In 2018, the House of Lords Science and Technology Committee helped to progress policy considerations by collecting evidence from industry and publishing a report that details specific recommendations for government to promote offsite construction. Subsequent activity via the Modern Methods of Construction inquiry and an ongoing CIRIA-University of Cambridge research collaboration is seeking to further clarify the value of offsite and create a more comprehensive evidence-base. Given the number and range of parties involved in the construction industry, it is no simple task to objectively define the role of offsite in construction going forward and understand what will truly benefit society.

In reflecting on these points, a group of 24 experienced professionals who are currently participating in the Construction Engineering Masters programme debated these issues in an afternoon workshop.

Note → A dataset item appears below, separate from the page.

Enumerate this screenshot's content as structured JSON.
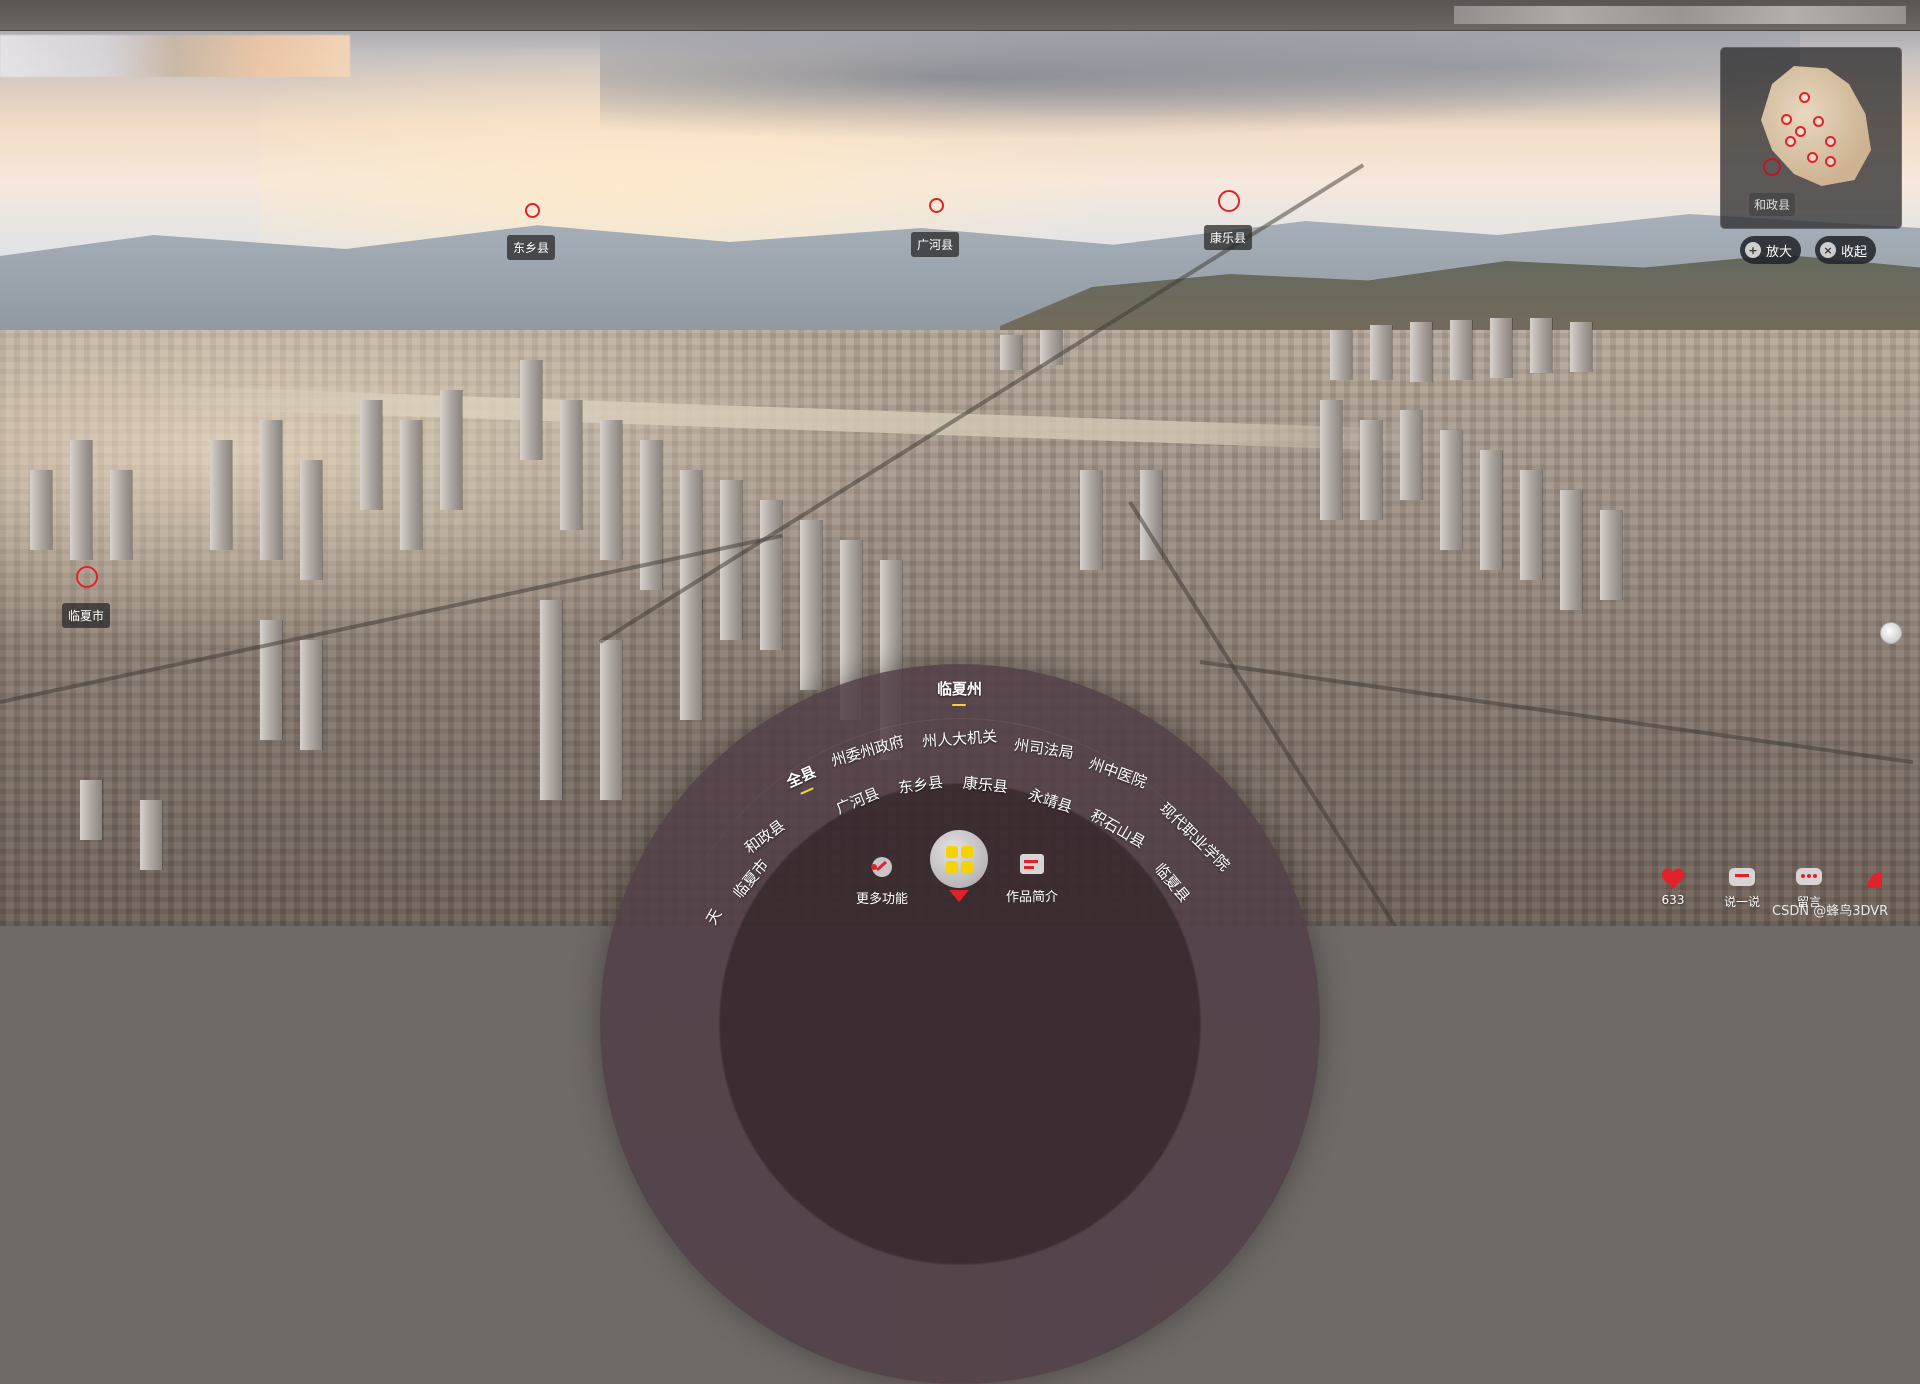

Participants in the discussion held divergent views about the way forward, reflective of the wider challenge of stimulating systemic change in the industry. Some of the evidence submissions to the House of Lords argued in favour of maintaining current practice; they argue that in an ideally functioning market, the market should provide the optimum solution, whether this is offsite or onsite or some hybrid solution. Placing faith in the market to deliver the best outcome was a controversial point in the discussion session. Views were split across whether clients should explicitly support and specify offsite construction, or whether, if there is real value to offer, the market will naturally adapt to incorporate these methods. Indeed, some in the group were not confident to express a view either way given the complexity associated with possible change and associated and lack of definitive evidence.

This uncertainty aside, the group agreed that efforts towards establishing a clearer definition of what is meant by “offsite” will help to ensure future debate and strategic decision making can be based on a common understanding of what is being addressed. The recently published Modern Methods of Construction Definitions Framework is a welcome development.

A key concern raised in discussion was related to quality of the product. Experience within the cohort has highlighted that the quality of products manufactured offsite has not always met the high quality expectations associated with production in controlled environments. Issues in fabrication of parts can be costly due to the scale of the impact. However, quality issues are not implicitly tied with offsite methods, and risks may be mitigated through detailed review of specifications and processes (such as how supply chain relationships are contracted and managed) so that they are fit for purpose in achieving the desired outcomes. Participants also highlighted the need to adapt how a site operates as construction processes will ultimately be affected by changes in design and production methods.

No discussion on offsite construction would be complete without the subject of cost being addressed. Participants deliberated about how, if lowest cost remains the overarching criteria for project delivery, coupled with lack of visibility or certainty of a pipeline of work to provide gains through scale, there is little opportunity to develop capacity to deliver offsite.

Also, the tendency towards creating bespoke, unique designs for every new project (whether in housing, water, healthcare or transport) is irrational and unsustainable. Offsite solutions are unlikely to gain significant traction in such a world.  At the very least, further consideration of offsite construction is providing a platform to challenge the construction industry to deliver better outcomes through more efficient provision of social and economic infrastructure that meets the needs of society

 

The purpose of this article has been to contribute to the wider dialogue in advancing modern methods of construction, with offsite construction being a key part of this dialogue. The points we have presented here reflect insights and reflections from the CEM08 cohort discussion, but does not necessarily reflect the positions of the individuals and the companies represented on the programme.

With thanks to Professor Cam Middleton (University of Cambridge), Dr Chris Goodier (University of Loughborough) and Dr Daniel Hall (ETH Zurich) for introductory talks that helped set grounding for this discussion.